Other than that I’m trying to come up with all the material I will want at the booth to give away and help with promotions. I’ll be bringing along some hardcopies of the reading guide, which makes me wish I had designed it for standard print sizes instead of for screen display. Bookmarks tend to be a standard thing, but I’m not sure what to put on mine that would make it useful or stand out against a sea of hundreds of other bookmarks (maybe one of the comparison tables? “Don’t Panic”?).

Wayfare had a great idea to take advantage of the family-oriented nature of WotS: have stickers for the kids and RESP info cards for the parents, so I’m working on the design for that, with not much time left to send it to a printer and get it back before the big day!

Readers, anything else you think I should include? Or is this getting to be too many little bits of cardstock at the table?

1. This is an affiliate link, but that didn’t affect my review of Square. If you use this link to sign up they’ll waive my credit card processing fees, but if you do so after WotS it’s likely that will be of no benefit to me anyway.

Directory of Fee-Only Planners and Coaches

August 17th, 2015 by Potato

I’ve talked about fee-for-service planners before, and how I think it’s how the financial advice industry should evolve — it’s a model that removes many conflicts of interest from the relationship, and maximizes transparency.
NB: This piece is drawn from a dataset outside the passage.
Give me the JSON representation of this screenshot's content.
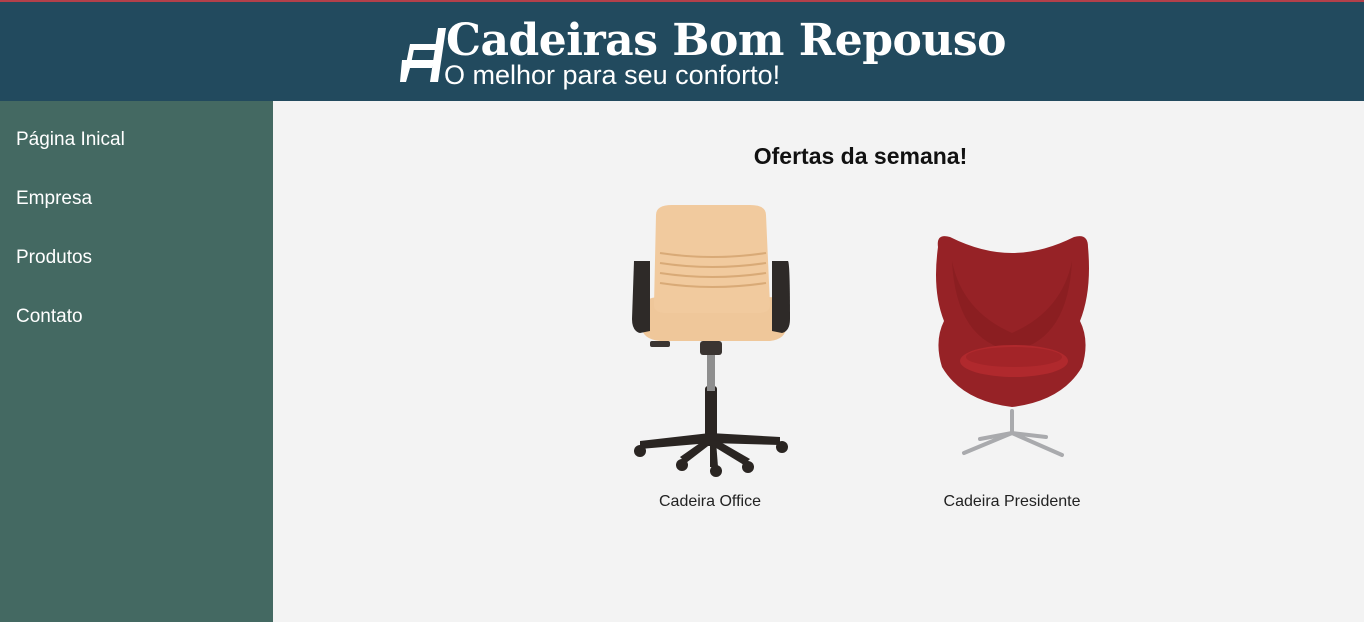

I’ve even said that as a heuristic for finding an advisor it’s not a bad one, especially as at this point only a few have opted to go down that road.

So it was great when MoneySense created a directory of fee-only planners. ‎I linked to it a lot, it’s included in the book as a valuable resource, and lots of other people liked having it available, too.
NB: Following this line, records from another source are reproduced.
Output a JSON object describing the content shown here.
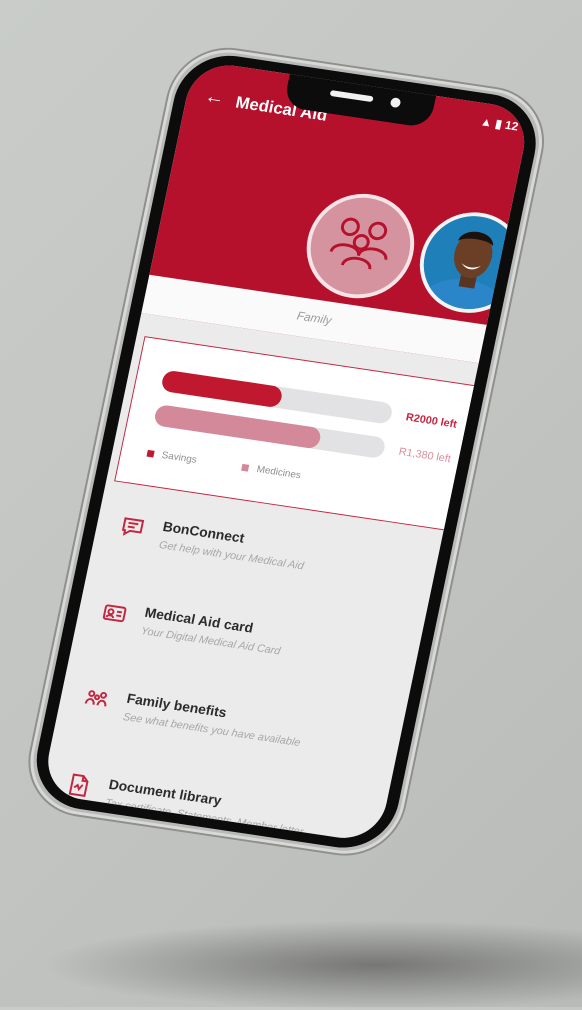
{
  "colors": {
    "brand": "#b5112d",
    "savings": "#c0192f",
    "medicines": "#d4899a",
    "track": "#e2e2e4"
  },
  "header": {
    "title": "Medical Aid",
    "back_icon": "arrow-left-icon",
    "status_text": "12"
  },
  "profiles": {
    "selected_label": "Family",
    "family_icon": "family-group-icon",
    "avatar_icon": "user-avatar-photo"
  },
  "balances": [
    {
      "name": "Savings",
      "remaining": "R2000 left",
      "fraction_used": 0.52
    },
    {
      "name": "Medicines",
      "remaining": "R1,380 left",
      "fraction_used": 0.72
    }
  ],
  "legend": {
    "savings": "Savings",
    "medicines": "Medicines"
  },
  "menu": [
    {
      "title": "BonConnect",
      "subtitle": "Get help with your Medical Aid",
      "icon": "chat-icon"
    },
    {
      "title": "Medical Aid card",
      "subtitle": "Your Digital Medical Aid Card",
      "icon": "id-card-icon"
    },
    {
      "title": "Family benefits",
      "subtitle": "See what benefits you have available",
      "icon": "family-benefits-icon"
    },
    {
      "title": "Document library",
      "subtitle": "Tax certificate, Statements, Member letter",
      "icon": "document-icon"
    }
  ]
}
They’ve now scrapped the list and are starting something new where they will not just provide a list of planners and what some might see as implicit approval, but also give them ‎an explicit seal of approval. The new process involves a hefty application fee, which will help pay for the magazine to do a survey of past clients, but will mean many fee-only planners will not choose to pay for inclusion so the list will be less inclusive. $2500 is a big fee for a directory listing, so the MS version of the directory is likely to become substantially smaller, and likely skewed towards the most expensive advisors.
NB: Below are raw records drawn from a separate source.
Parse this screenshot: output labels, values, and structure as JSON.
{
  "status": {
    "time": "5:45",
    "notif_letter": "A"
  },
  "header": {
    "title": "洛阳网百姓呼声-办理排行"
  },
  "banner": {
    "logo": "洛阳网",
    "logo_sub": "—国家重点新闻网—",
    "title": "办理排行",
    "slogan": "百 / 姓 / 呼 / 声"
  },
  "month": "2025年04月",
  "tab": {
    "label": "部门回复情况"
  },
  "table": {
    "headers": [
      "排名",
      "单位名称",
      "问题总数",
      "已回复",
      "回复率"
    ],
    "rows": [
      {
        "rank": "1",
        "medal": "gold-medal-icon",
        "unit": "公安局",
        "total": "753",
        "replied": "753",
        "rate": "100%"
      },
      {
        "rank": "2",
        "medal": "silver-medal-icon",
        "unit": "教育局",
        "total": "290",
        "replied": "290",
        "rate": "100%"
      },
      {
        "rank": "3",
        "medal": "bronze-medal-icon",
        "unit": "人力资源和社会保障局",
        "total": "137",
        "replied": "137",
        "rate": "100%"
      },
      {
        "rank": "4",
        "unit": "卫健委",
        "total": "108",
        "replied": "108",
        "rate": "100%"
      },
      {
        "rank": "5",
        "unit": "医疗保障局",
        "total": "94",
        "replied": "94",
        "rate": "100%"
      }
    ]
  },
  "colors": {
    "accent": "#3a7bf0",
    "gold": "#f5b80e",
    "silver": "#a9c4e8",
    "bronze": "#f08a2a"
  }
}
I think there’s a lot of value in a free and open directory of fee-only planners.

So I’m going to create my own directory of fee-for-service planners. This will be a more buyer-beware type of directory. It will have no seal of approval, and use free tools and a minimum of volunteer effort (so forgive the barebones look). The only requirement for an advisor to get listed is to fill in the intake survey and have the appropriate business model (i.e. primarily fee-for-service). Those caveats out of the way, I think it will also be hugely useful to the community and capture a lot more planners and coaches than a closed directory with a high entry fee.

The directory is a simple Google Docs spreadsheet and there is also a sidebar link for the directory that more plainly introduces it than this post — please link to that version of the post and directory.

The intake form for advisors/planners/coaches to use is here.

Caveats: the important caveat is that this is meant to be an open listing and these are not recommendations. I don’t have the resources to vet any of these listings. I’ve mentioned a few more on the permalink.

Through the rest of this week I will start contacting the advisors that I know of to start filling out the form and adding themselves, so expect the directory to be a bit barren for the first little bit.

Thanks, and I hope you all find it helpful!